Frequently asked questions about salt in the WHO European Region

What are the risks of high salt consumption?

Scientific evidence has revealed that it is a major factor in increasing risk factors for noncommunicable diseases (NCDs), such as high blood pressure, throughout the European Region. High blood pressure is strongly associated with cardiovascular diseases and may also be linked to other NCDs, such as renal disease.

What foods should I avoid?

  • Processed foods, such as ready-to-eat meals and snacks, have been identified as some of the top sources of salt intake in the WHO European Region, but bread and dairy products such as cheese should also be taken into account.
  • Foods from fast-food chains and restaurants also are recognized as being high in salt, as well as fats and sugars.

What is the recommended daily intake of salt for adults?

  • WHO recommends an intake of less than 5 g per day (the equivalent of approximately 1 teaspoon of salt per day) to avoid cardiovascular diseases.
  • Health and food safety authorities agree that most Europeans’ daily intake (about 8–11 g) far exceeds the recommended level.

What is the maximum acceptable daily salt intake for children?

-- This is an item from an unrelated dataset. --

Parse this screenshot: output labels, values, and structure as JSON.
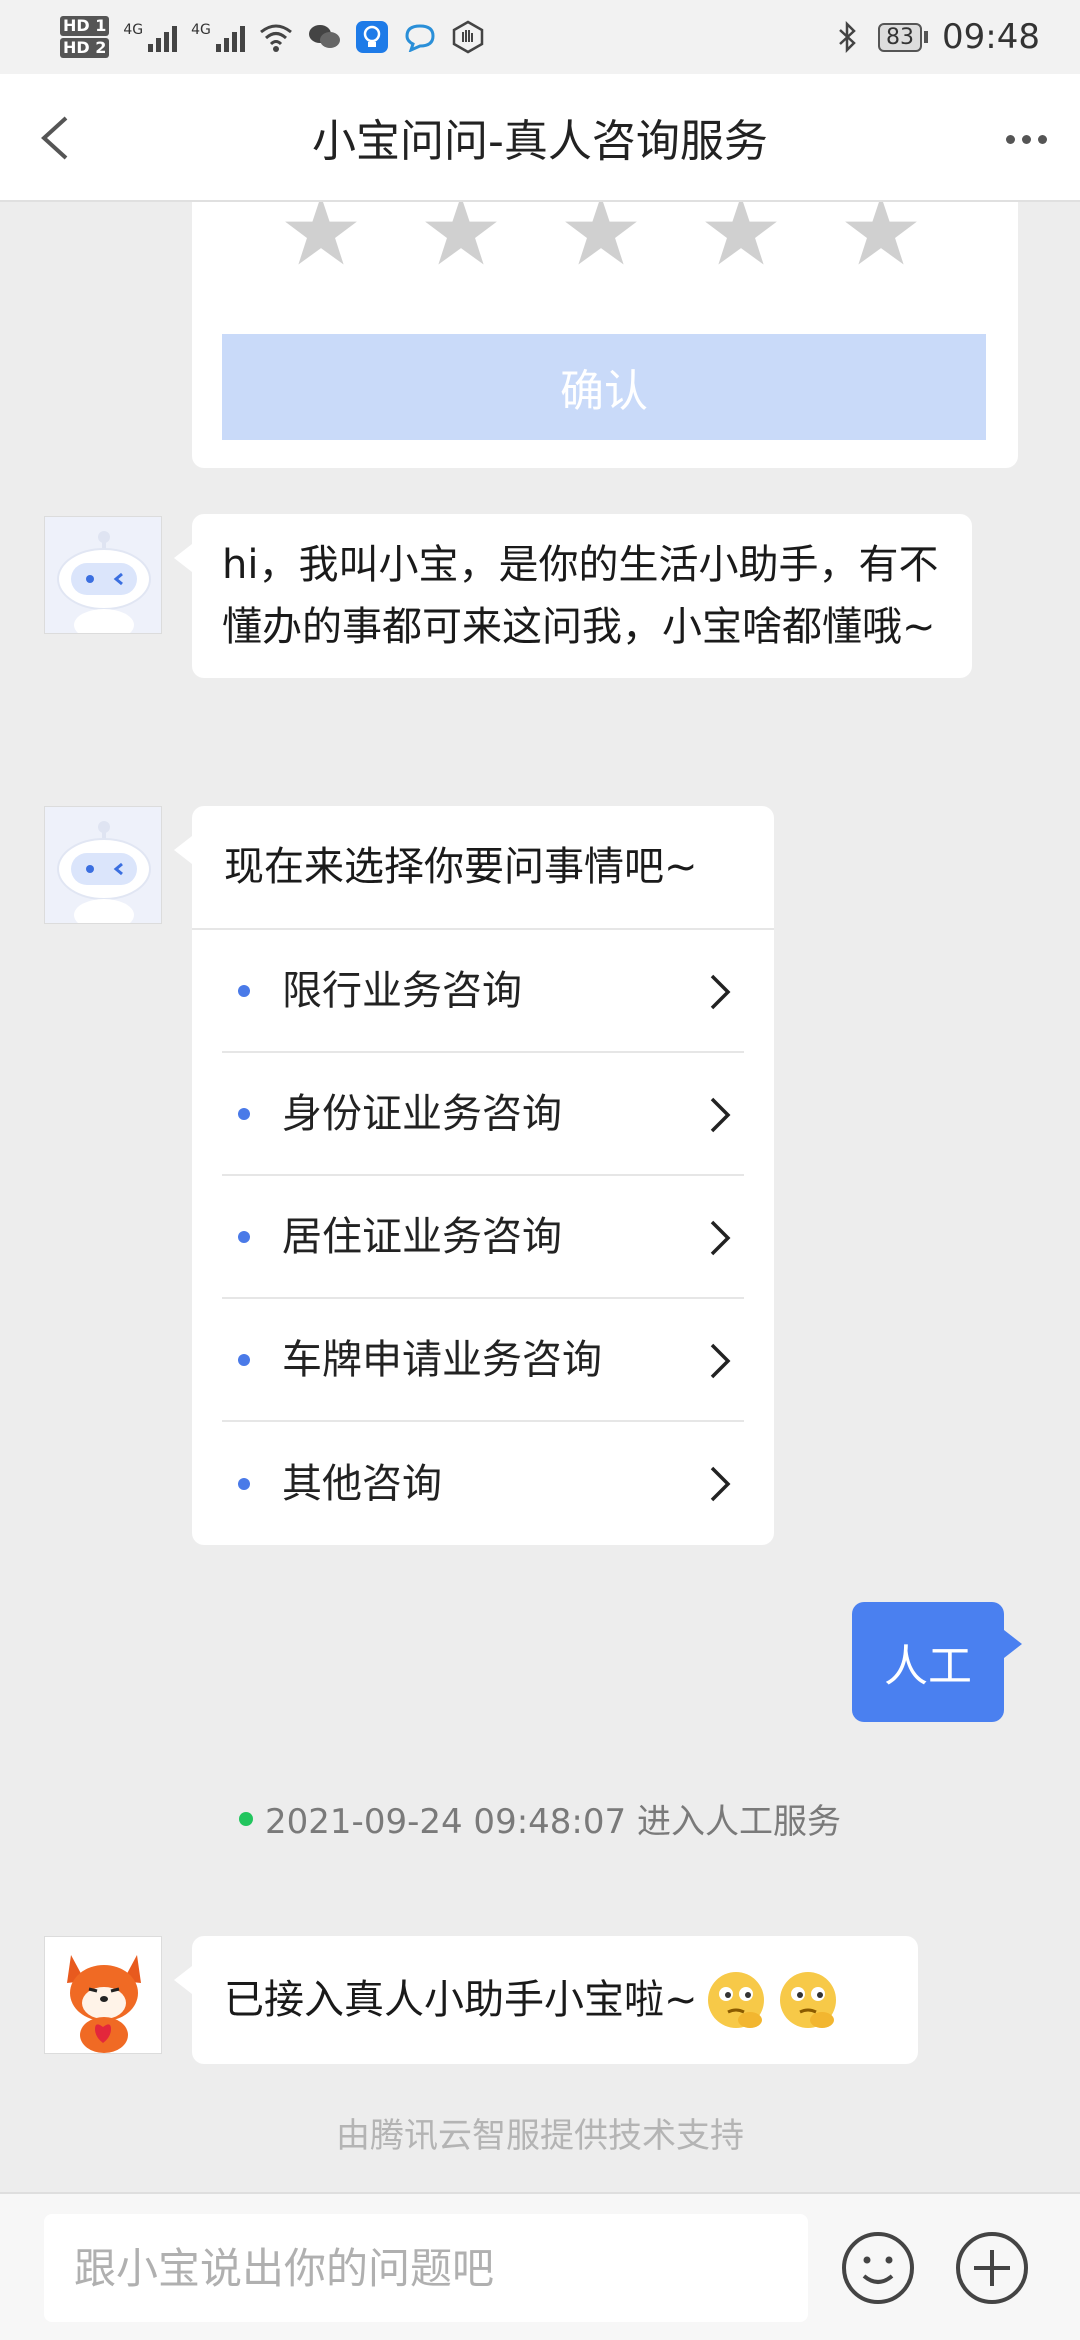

  • For children aged 0–9 months, no salt should be added to food.
  • For children aged 18 months to 3 years, salt intake should be no more than 2 g per day.
  • For children aged 7–10 years, salt intake should be no more than 5 g per day.

How much control do I have over my salt intake?

In Europe, about 70–75% of all salt consumed is hidden in processed foods or other products of the food industry, which are not under the consumer’s control. People add the remaining 25–30% at the table.

What action is being taken in the European Region to control high salt intake?

  • WHO/Europe has listed salt reduction as one of the five priority interventions in the new Action Plan for the Implementation of the European Strategy on the Prevention and Control of Noncommunicable Diseases (2012–2016).
  • The WHO European Action Plan for Food and Nutrition Policy 2007–2012 includes promoting the reformulation of mainstream food products to reduce salt and ensure the availability of healthier options.
  • WHO/Europe supports the European salt action network, which consists of 23 Member States in the Region, led by the United Kingdom. The network enables countries to share their experience with salt-reduction efforts, and to provide information and technical expertise.

What is salt’s role in preventing iodine deficiency disorder?

  • Salt iodization remains an important strategy for eliminating iodine deficiency, as salt is widely consumed and its production is easy to monitor, and iodization does not affect its sensorial characteristics and is relatively inexpensive.
  • Every European country endorsed the goal of eliminating iodine deficiency at the 1992 World Health Assembly. Although, great progress has been made globally since that time, the European Region has the lowest coverage of salt iodization of all WHO regions.